“The OBV technology drops the aggregates so close to the sprayed binder that it makes the process less susceptible to the cold temperatures. This means you can start spraying earlier, and you can keep spraying later in the season,” says Richards.
Over the past 12 months, SAMI has supplied the S45R-LV binder to VSA for several reseal projects in Victoria and New South Wales, but this was the first time an operation was completed in South Australia. The longer distance from SAMI’s production facility in Laverton to the project site meant the team had to make special provisions to maintain the binder temperature and properties during delivery, Richards explains.
“To satisfy the Department for Infrastructure and Transport in South Australia (DIT), a sample of the product was taken and tested at the point of spraying. To do that, SAMI set up a mobile testing laboratory in Pinnaroo with the cooperation of the Pinnaroo local council, who let us use one of their sheds in the council depot. We used some of our spare equipment and an experienced laboratory technician to set up a mobile testing facility on the site,” Richards says.
“This was a first time that SAMI Victoria had to set up a mobile testing facility, though it is done in other states where our products are sent to remote areas. So, the product was tested here at the plant when it was manufactured, then it was sampled and tested as we loaded the tankers and then again sampled and tested at the point of delivery,” he adds.
Opening new opportunities
With the safety and environmental benefits offered by the SAMI S45R-LV binder and VSA’s OBV technology, Sylvain Clement, VSA Bituminous Surfacing Manager, is excited about future projects.
“Moving away from cutback bitumen is one of the greatest challenges for the Australian spray sealing industry and would lead to significant safety improvement whilst reducing its environmental impact,” he says.

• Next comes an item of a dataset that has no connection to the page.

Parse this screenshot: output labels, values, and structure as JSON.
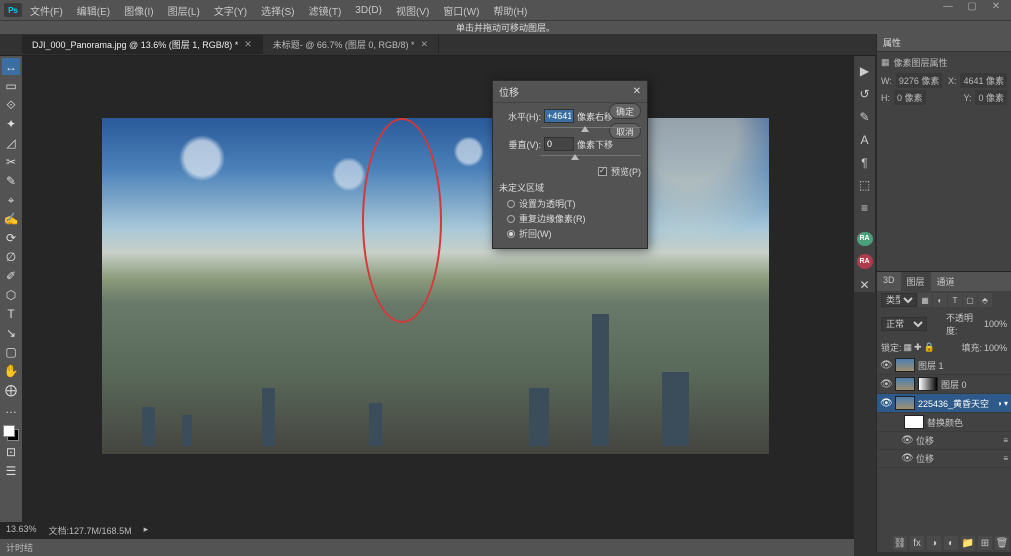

“During the Pinnaroo project alone, over 100,000 litres of cutter material was saved in comparison to conventional spray sealing methods, thanks to S45R-LV and the OBV technology,” he says.
The VSA Group has already sprayed over five million square metres of surface with their OBV unit in the past 12 months and they are continuously monitoring the performance of the resealed roads. So far, Clement says the feedback from the industry has only been positive.
“We are still monitoring the road condition, but so far, we have received very positive feedback from our client in South Australia. The seal is performing as expected, with a great surface texture and aggregate retention,” he says.
“This initiative supports the industry’s drive to eliminate the use of volatile cutters in the spraying of hot binders. This is a win-win for the environment and worker safety. This project was a great opportunity to work in South Australia, where further opportunities were flagged by the Department for Infrastructure and Transport as part as its maintenance strategy for the rural road network.”
This article was originally published in the September edition of our magazine. To read the magazine, click here.